Literature cited

  1. Boesch, B.P., and N.A. Mitkowski. 2005. Chemical methods of moss control on golf course putting greens. Online. Applied Turfgrass Science doi:10.1094/ATS-2005-1006-01-RV.
  2. Borst, S.M., J.S. McElroy and G.K. Breeden. 2010. Silvery-thread moss control in creeping bentgrass putting greens with mancozeb plus copper hydroxide and carfentrazone applied in conjunction with cultural practices. HortTechnology 20(3):574-578.
  3. Burnell, K.D., F.H. Yelverton, J.C. Neal et al. 2004. Control of silvery-thread moss (Bryum argenteum Hedw.) in creeping bentgrass (Agrostis palustris Huds.) putting greens. Weed Technology 18(3):560-565.
  4. Crum, H.A., and L.E. Anderson. 1981. Mosses of Eastern North America. Two volumes. Columbia University Press, New York.
  5. Dernoeden, P.H. 2013. Creeping Bentgrass Management, 2nd edition. CRC Press, Boca Raton, Fla.
  6. Frey, W., and H. Kürschner. 2011. Asexual reproduction, habitat colonization and habitat maintenance in bryophytes. Flora 206:173-184.
  7. Glime, J.M. 2007. Bryophyte Ecology. Volume 1. Physiology Ecology. Online. E-book sponsored by Michigan Technical University and the International Association of Bryologists. (www.bryoecol.mtu.edu). Accessed Aug. 27, 2015.
  8. Kennelly, M.M., T.C. Todd, D.M. Settle and J.D. Fry. 2010. Moss control on creeping bentgrass greens with standard and alternative approaches. HortScience 45(4):654-659.
  9. Lyons, E.M., K.S. Jordan, I.T. James et al. 2012. Irrigation frequency influences the establishment of silvery thread moss (Bryum argenteum Hedw.) and rooting of creeping bentgrass (Agrostis stolonifera L.) on simulated golf greens. Acta Agriculturae Scandinavica, Section B — Soil & Plant Science 62:79-85.
  10. Proctor, M.C.F., M.J. Oliver, A.J. Wood et al. 2007. Desiccation tolerance in bryophytes: a review. The Bryologist 110(4):595-621.
  11. Raudenbush, Z., and S. Keeley. 2015. Effect of nitrogen source and spray volume on the establishment and colonization of silvery-thread moss (Bryum argenteum Hedw.) in putting greens. Online. Crop, Forage & Turfgrass Management doi:10.2134/cftm2015.0145.
  12. Selkirk, P.M., M.L. Skotnicki, J.A. Ninham et al. 1998. Genetic variation and dispersal of Bryum argenteum and Hennediella meimii populations in the Garwood Valley, Southern Victoria Land, Antarctica. Antarctic Science 10:423-430.
  13. Stark, L.R., N.D. McLetchie and S.M. Eppley. 2010. Sex ratios and the shy male hypothesis in the moss Bryum argenteum (Bryaceae). The Bryologist 113(4):788-797.
  14. Thompson, C., M. Kennelly and J. Fry. 2011. Effect of nitrogen source on silvery-thread moss on a creeping bentgrass putting green. Online. Applied Turfgrass Science doi:10.1094/ATS-2011-1018-02-RS.

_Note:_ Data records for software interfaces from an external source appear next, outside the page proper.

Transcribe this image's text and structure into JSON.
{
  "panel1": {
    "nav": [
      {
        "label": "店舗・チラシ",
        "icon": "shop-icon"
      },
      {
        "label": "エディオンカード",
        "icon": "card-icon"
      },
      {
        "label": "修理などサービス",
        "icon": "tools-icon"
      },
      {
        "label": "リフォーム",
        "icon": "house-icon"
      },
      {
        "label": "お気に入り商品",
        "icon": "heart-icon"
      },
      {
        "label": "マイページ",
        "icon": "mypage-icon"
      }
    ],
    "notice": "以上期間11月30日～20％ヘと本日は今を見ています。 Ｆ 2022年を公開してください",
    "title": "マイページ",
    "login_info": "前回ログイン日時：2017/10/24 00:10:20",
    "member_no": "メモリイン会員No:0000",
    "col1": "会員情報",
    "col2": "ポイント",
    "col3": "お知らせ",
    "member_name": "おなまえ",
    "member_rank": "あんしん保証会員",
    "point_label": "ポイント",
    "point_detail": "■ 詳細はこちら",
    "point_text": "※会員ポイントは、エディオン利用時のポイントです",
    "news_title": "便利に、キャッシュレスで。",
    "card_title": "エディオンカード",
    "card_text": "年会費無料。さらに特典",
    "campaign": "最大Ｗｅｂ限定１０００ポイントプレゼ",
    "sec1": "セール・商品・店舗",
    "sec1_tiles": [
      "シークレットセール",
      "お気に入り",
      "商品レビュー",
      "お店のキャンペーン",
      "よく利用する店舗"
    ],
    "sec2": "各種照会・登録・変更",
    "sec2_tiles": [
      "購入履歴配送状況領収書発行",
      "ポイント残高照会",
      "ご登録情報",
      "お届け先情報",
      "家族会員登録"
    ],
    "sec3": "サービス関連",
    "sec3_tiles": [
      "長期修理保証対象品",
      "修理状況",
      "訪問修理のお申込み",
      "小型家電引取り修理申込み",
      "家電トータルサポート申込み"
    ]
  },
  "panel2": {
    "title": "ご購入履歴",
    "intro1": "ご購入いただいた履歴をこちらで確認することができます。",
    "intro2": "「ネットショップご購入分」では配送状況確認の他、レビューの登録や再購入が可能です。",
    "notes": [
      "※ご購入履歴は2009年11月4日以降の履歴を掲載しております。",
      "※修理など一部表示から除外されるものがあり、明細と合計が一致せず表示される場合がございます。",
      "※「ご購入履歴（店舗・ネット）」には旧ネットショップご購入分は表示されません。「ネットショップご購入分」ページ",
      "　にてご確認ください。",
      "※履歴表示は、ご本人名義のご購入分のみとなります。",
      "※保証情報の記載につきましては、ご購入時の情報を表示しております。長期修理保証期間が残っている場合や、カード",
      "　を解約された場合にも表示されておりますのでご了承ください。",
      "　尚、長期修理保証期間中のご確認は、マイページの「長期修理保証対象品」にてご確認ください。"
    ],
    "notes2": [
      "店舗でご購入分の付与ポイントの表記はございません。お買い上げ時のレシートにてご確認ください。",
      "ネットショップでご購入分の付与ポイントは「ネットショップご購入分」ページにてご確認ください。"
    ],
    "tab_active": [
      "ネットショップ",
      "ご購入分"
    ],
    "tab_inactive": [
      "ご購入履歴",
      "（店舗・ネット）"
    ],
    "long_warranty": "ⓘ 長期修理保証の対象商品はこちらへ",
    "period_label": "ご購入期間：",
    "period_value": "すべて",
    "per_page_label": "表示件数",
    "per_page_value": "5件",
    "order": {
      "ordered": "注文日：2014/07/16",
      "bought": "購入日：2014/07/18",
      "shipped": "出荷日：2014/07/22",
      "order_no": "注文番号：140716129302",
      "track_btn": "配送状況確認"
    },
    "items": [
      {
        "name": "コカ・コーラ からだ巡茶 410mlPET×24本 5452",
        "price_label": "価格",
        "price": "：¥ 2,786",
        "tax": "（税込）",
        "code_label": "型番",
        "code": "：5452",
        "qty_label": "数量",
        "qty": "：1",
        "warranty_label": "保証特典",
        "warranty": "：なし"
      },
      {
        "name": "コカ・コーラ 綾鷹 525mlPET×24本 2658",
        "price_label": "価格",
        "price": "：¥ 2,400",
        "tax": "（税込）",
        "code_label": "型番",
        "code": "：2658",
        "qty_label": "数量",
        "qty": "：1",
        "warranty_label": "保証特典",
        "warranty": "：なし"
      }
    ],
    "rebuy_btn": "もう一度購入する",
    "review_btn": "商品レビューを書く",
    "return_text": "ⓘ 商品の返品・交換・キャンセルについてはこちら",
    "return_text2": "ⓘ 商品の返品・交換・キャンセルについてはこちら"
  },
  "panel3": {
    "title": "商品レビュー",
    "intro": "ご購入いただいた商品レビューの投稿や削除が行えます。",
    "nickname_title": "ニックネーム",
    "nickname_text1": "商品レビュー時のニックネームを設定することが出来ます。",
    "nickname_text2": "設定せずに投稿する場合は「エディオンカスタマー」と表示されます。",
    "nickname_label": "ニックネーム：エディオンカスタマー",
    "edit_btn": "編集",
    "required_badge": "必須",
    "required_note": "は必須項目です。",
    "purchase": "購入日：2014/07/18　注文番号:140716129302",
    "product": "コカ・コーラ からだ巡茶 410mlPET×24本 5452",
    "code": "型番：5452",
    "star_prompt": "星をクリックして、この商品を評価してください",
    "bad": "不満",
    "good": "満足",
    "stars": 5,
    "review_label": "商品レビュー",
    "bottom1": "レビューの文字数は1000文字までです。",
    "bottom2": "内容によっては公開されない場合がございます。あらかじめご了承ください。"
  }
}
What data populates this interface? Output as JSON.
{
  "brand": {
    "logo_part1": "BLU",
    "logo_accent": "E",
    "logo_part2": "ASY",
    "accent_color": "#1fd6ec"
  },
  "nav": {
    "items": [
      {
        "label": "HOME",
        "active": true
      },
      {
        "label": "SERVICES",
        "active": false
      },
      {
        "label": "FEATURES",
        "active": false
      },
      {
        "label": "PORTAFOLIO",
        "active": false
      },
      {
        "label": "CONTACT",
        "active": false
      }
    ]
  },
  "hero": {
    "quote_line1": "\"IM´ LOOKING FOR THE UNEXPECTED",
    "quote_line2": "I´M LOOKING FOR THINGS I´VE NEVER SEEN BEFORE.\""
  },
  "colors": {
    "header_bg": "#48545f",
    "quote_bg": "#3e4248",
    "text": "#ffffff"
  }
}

Zane Raudenbush undertook this research as a Ph.D. student in the Department of Horticulture, Forestry, and Recreation Resources at Kansas State University, Manhattan, Kan., and completed his Ph.D. in May 2015. Steven J. Keeley is a professor in the Department of Horticulture, Forestry, and Recreation Resources at Kansas State University, Manhattan, Kan. Lloyd R. Stark is an associate professor in the School of Life Sciences at the University of Nevada, Las Vegas.